What this task involves:
Your reply should consist of the listing, copied exactly.
[[ Records for processing open ]]
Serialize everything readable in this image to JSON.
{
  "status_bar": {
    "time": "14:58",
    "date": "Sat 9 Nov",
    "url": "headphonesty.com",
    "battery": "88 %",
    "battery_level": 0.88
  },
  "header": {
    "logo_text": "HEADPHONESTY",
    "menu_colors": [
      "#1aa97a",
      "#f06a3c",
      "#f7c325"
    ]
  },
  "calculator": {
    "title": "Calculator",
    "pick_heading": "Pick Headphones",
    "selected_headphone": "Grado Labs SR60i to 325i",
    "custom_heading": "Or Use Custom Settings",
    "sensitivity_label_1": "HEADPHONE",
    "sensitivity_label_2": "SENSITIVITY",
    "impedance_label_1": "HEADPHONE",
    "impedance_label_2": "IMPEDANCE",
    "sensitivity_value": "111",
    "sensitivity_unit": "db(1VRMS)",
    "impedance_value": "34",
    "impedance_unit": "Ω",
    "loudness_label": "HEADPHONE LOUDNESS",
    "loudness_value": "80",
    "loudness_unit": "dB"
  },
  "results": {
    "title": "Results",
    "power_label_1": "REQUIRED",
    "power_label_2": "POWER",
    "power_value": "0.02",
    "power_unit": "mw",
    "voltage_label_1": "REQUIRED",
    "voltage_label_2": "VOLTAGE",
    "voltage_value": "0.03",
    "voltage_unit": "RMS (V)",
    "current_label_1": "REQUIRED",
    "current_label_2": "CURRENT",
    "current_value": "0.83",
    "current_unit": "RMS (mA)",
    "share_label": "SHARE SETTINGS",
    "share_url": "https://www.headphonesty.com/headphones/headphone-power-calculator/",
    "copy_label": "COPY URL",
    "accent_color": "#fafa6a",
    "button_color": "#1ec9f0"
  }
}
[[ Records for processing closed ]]
Task solution:
Serialize everything readable in this image to JSON.
{
  "status_bar": {
    "time": "14:58",
    "date": "Sat 9 Nov",
    "url": "headphonesty.com",
    "battery": "88 %",
    "battery_level": 0.88
  },
  "header": {
    "logo_text": "HEADPHONESTY",
    "menu_colors": [
      "#1aa97a",
      "#f06a3c",
      "#f7c325"
    ]
  },
  "calculator": {
    "title": "Calculator",
    "pick_heading": "Pick Headphones",
    "selected_headphone": "Grado Labs SR60i to 325i",
    "custom_heading": "Or Use Custom Settings",
    "sensitivity_label_1": "HEADPHONE",
    "sensitivity_label_2": "SENSITIVITY",
    "impedance_label_1": "HEADPHONE",
    "impedance_label_2": "IMPEDANCE",
    "sensitivity_value": "111",
    "sensitivity_unit": "db(1VRMS)",
    "impedance_value": "34",
    "impedance_unit": "Ω",
    "loudness_label": "HEADPHONE LOUDNESS",
    "loudness_value": "80",
    "loudness_unit": "dB"
  },
  "results": {
    "title": "Results",
    "power_label_1": "REQUIRED",
    "power_label_2": "POWER",
    "power_value": "0.02",
    "power_unit": "mw",
    "voltage_label_1": "REQUIRED",
    "voltage_label_2": "VOLTAGE",
    "voltage_value": "0.03",
    "voltage_unit": "RMS (V)",
    "current_label_1": "REQUIRED",
    "current_label_2": "CURRENT",
    "current_value": "0.83",
    "current_unit": "RMS (mA)",
    "share_label": "SHARE SETTINGS",
    "share_url": "https://www.headphonesty.com/headphones/headphone-power-calculator/",
    "copy_label": "COPY URL",
    "accent_color": "#fafa6a",
    "button_color": "#1ec9f0"
  }
}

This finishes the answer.